The education of their children is a critical goal for almost all Indian parents.
However, while providing the best education is priority, not many parents may actually be able to meet this goal.
This is because the cost of education has been spiralling over the years, with education inflation pegged at a whopping 10%. Starting to save early is critical. If parents start to save for their child’s education immediately after the birth of the child, they would have 18 years to save for graduation and 21 for higher studies.
To accumulate Rs 1 crore, you need to start early
Amount to be saved per month will zoom with delay.
Years to Invest Investment needed per month (Rs)
Assuming annualised return of 12%
However, despite starting early, one can still fall short of the required corpus. This is where Education Loans come in. As a parent, you should not baulk at the idea of taking this loan because not only does it help to upskill a child, it also comes with attractive tax benefits. In this week’s cover story, we will look at why an education loan makes sense today, what you need to consider while taking such a loan and the pitfalls to watch out for.
Bridge the shortfall
Spiralling costs is not the only reason why parents may fail to accumulate adequate money for their children’s education. A shortfall can occur because of a change in the nature of the goal. For instance, you may have budgeted for sending your child to one of the best institutes of higher learning in India, only to have your child opting for higher studies abroad. However, this possible shortfall is no excuse for not planning early. An existing education corpus makes it easy to get an Education Loan.

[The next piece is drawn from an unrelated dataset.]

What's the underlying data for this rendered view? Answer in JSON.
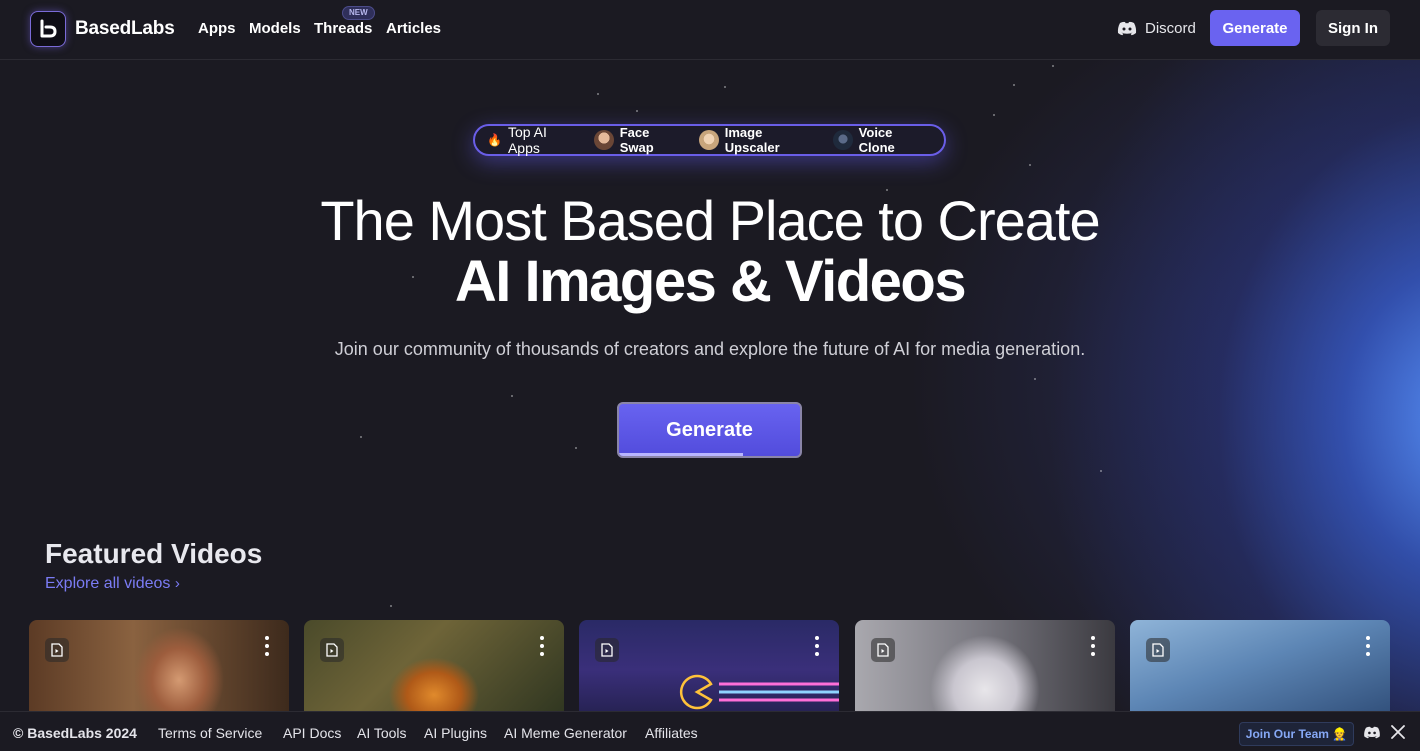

The shortfall may also be due to the other expenses you did not foresee at the time of planning. For instance, most parents consider tuition fees, exam fees and hostel expenses while planning, but tend to forget about living expenses and the like. If the child goes to study abroad, the living expenses would be steep. Since no financial institution will fund these post-course expenses, parents must keep aside a part of the savings to fund these, while relying on the Education Loan to meet the cost of tuition fees.
Repaying an Education Loan at the start of their career is a good way to instil financial discipline in young people. Since taking an education loan and repaying it on time also helps to establish credit scores, several parents, even those who can pay, insist upon their children taking this route. “The loan repayment responsibilities are being seen by numerous parents as an opportunity to inculcate the habit of financial discipline in their children and to help them build their own credit history,” says Arijit Sanyal, CEO, HDFC Credila.

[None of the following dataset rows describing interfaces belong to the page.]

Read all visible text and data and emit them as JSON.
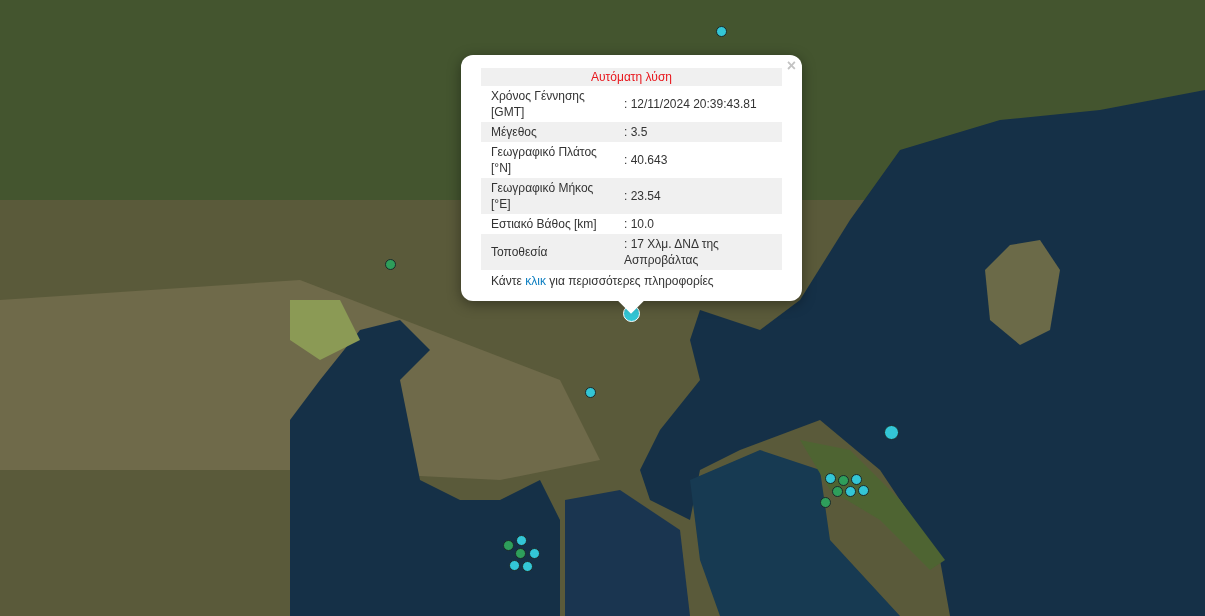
{
  "popup": {
    "title": "Αυτόματη λύση",
    "close": "×",
    "rows": [
      {
        "label": "Χρόνος Γέννησης [GMT]",
        "value": ": 12/11/2024 20:39:43.81"
      },
      {
        "label": "Μέγεθος",
        "value": ": 3.5"
      },
      {
        "label": "Γεωγραφικό Πλάτος [°N]",
        "value": ": 40.643"
      },
      {
        "label": "Γεωγραφικό Μήκος [°E]",
        "value": ": 23.54"
      },
      {
        "label": "Εστιακό Βάθος [km]",
        "value": ": 10.0"
      },
      {
        "label": "Τοποθεσία",
        "value": ": 17 Χλμ. ΔΝΔ της Ασπροβάλτας"
      }
    ],
    "footer": {
      "before": "Κάντε",
      "link": "κλικ",
      "after": "για περισσότερες πληροφορίες"
    }
  },
  "markers": [
    {
      "color": "#33c6d6",
      "kind": "small",
      "selected": false
    },
    {
      "color": "#2e9e5b",
      "kind": "small",
      "selected": false
    },
    {
      "color": "#33c6d6",
      "kind": "large",
      "selected": true
    },
    {
      "color": "#33c6d6",
      "kind": "small",
      "selected": false
    },
    {
      "color": "#33c6d6",
      "kind": "large",
      "selected": false
    },
    {
      "color": "#2e9e5b",
      "kind": "small",
      "selected": false
    },
    {
      "color": "#33c6d6",
      "kind": "small",
      "selected": false
    },
    {
      "color": "#2e9e5b",
      "kind": "small",
      "selected": false
    },
    {
      "color": "#33c6d6",
      "kind": "small",
      "selected": false
    },
    {
      "color": "#33c6d6",
      "kind": "small",
      "selected": false
    },
    {
      "color": "#33c6d6",
      "kind": "small",
      "selected": false
    },
    {
      "color": "#33c6d6",
      "kind": "small",
      "selected": false
    },
    {
      "color": "#2e9e5b",
      "kind": "small",
      "selected": false
    },
    {
      "color": "#2e9e5b",
      "kind": "small",
      "selected": false
    },
    {
      "color": "#33c6d6",
      "kind": "small",
      "selected": false
    },
    {
      "color": "#33c6d6",
      "kind": "small",
      "selected": false
    },
    {
      "color": "#33c6d6",
      "kind": "small",
      "selected": false
    },
    {
      "color": "#2e9e5b",
      "kind": "small",
      "selected": false
    }
  ]
}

What to look for
This is the most important factor when it comes to choosing any loan and an Education Loan is no exception. Education Loans in India don’t come cheap However, banks reduce the interest by 1% if the interest is paid while the child is studying and the loan is repaid without any default thereafter. Students getting into prestigious foreign universities also have the option of loans from foreign institutions.

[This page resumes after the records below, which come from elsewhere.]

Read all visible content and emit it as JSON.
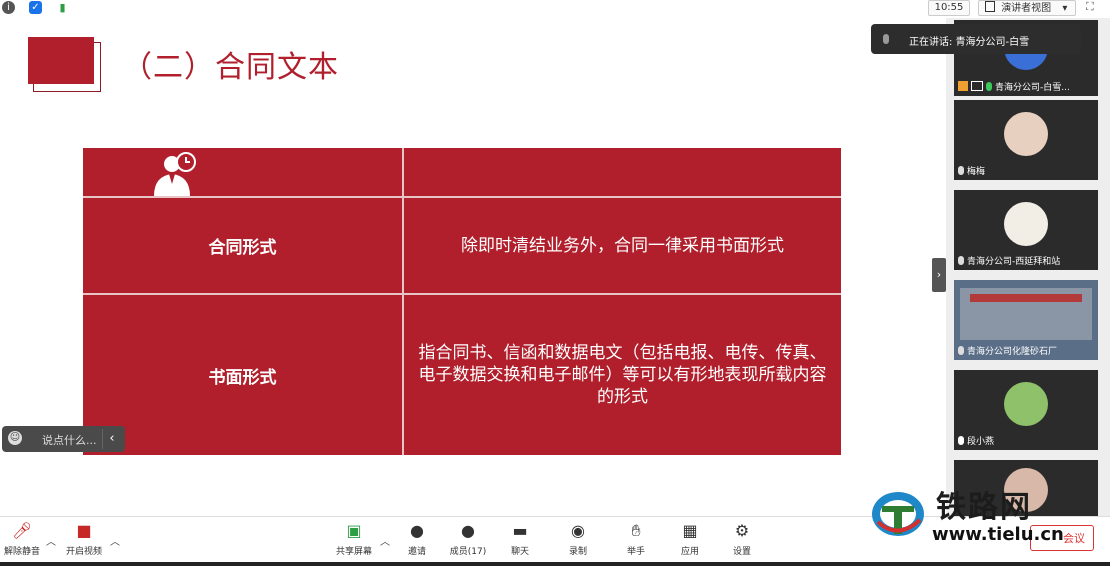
{
  "topbar": {
    "clock": "10:55",
    "view_label": "演讲者视图",
    "view_caret": "▾"
  },
  "slide": {
    "title": "（二）合同文本",
    "rows": [
      {
        "left": "合同形式",
        "right": "除即时清结业务外，合同一律采用书面形式"
      },
      {
        "left": "书面形式",
        "right": "指合同书、信函和数据电文（包括电报、电传、传真、电子数据交换和电子邮件）等可以有形地表现所载内容的形式"
      }
    ],
    "accent_color": "#b01f2b"
  },
  "chat": {
    "placeholder": "说点什么..."
  },
  "speaking": {
    "text": "正在讲话: 青海分公司-白雪"
  },
  "participants": [
    {
      "name": "青海分公司-白雪..."
    },
    {
      "name": "梅梅"
    },
    {
      "name": "青海分公司-西延拜和站"
    },
    {
      "name": "青海分公司化隆砂石厂"
    },
    {
      "name": "段小燕"
    }
  ],
  "toolbar": {
    "unmute": "解除静音",
    "start_video": "开启视频",
    "share": "共享屏幕",
    "invite": "邀请",
    "members": "成员(17)",
    "chat": "聊天",
    "record": "录制",
    "raise_hand": "举手",
    "apps": "应用",
    "settings": "设置",
    "end": "会议"
  },
  "watermark": {
    "brand": "铁路网",
    "url": "www.tielu.cn"
  }
}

Since defaults are common, public sector banks usually insist on collateral for loans above Rs.7.5 Lakhs. Though several financial institutions provide education loans without collateral or mortgage, it is better to provide one to reduce interest costs. Accepted collaterals include a house, a plot or fixed deposits.
3. Co-borrower or Guarantor
As a standard practice, most financial institutions insist on a parent or guardian as the co-borrower/guarantor. The number of years of service of parents plays an important role here.
4. Margin Money
Check how much the financial institution will fund and how much you need to put in. Your contribution is known as the Margin Money. This requirement varies depending on the lending institution, amount of loan and place of study. For example, PSU banks usually charge 5% margin for loans above Rs.4 Lakhs for students studying at Indian institutes and 15% for studies abroad. Private players, on the other hand, are ready to fund without any margin requirements. However, make sure that you don’t pay higher interest just to avoid paying the margin.
Unlike other loans, EMIs don’t start immediately for Educational Loans. In addition to the course period, there will another Moratorium Period for looking for a job. This Moratorium Period usually varies between 6 and 12 months. If the parent pays interest during the course period and Moratorium Period, the EMI will be based on principal only. If the borrower decides not to pay interest, the same will be accumulated and EMI will be based on loan plus accumulated interest.
This is one area of an Education Loan that has seen a sea change over the years. The maximum duration institutions used to give loans for was 7 years, which has now been extended to 15 years. This has meant a reduced EMI. In other words, the child will be able to service the loan it even if the initial salary is low. Since there is no prepayment penalty, it is better to opt for the longest possible duration. However, some prefer to close the loan as quickly as possible.
The documentation is similar to that of other loans. On an average, a credit score above 700 is considered good. The lenders will also insist on admission related documents. Papers related to the collateral will also need to be submitted. For example, if you are pledging your flat in a housing society, you need to submit documents like Share Certificate, Original Sale Deed, No Objection Certificate (NOC) from the society, etc.
This is critical because most institutes will not give too much time to secure admission. This means, you need to start the process a early. Taking pre-approval and keeping the tentative loan ready is one way to speed up the process. Several foreign institutes insist you demonstrate the ability to pay fees and pre-approved letters come in handy then. However, the final disbursement happens only after your ward gets confirmed admission.
Most universities offer scholarships for deserving candidates. It is important for students to explore such options before opting for a loan. Most foreign universities allow postgraduate students to take up campus jobs and this can take care of a major portion of living expenses.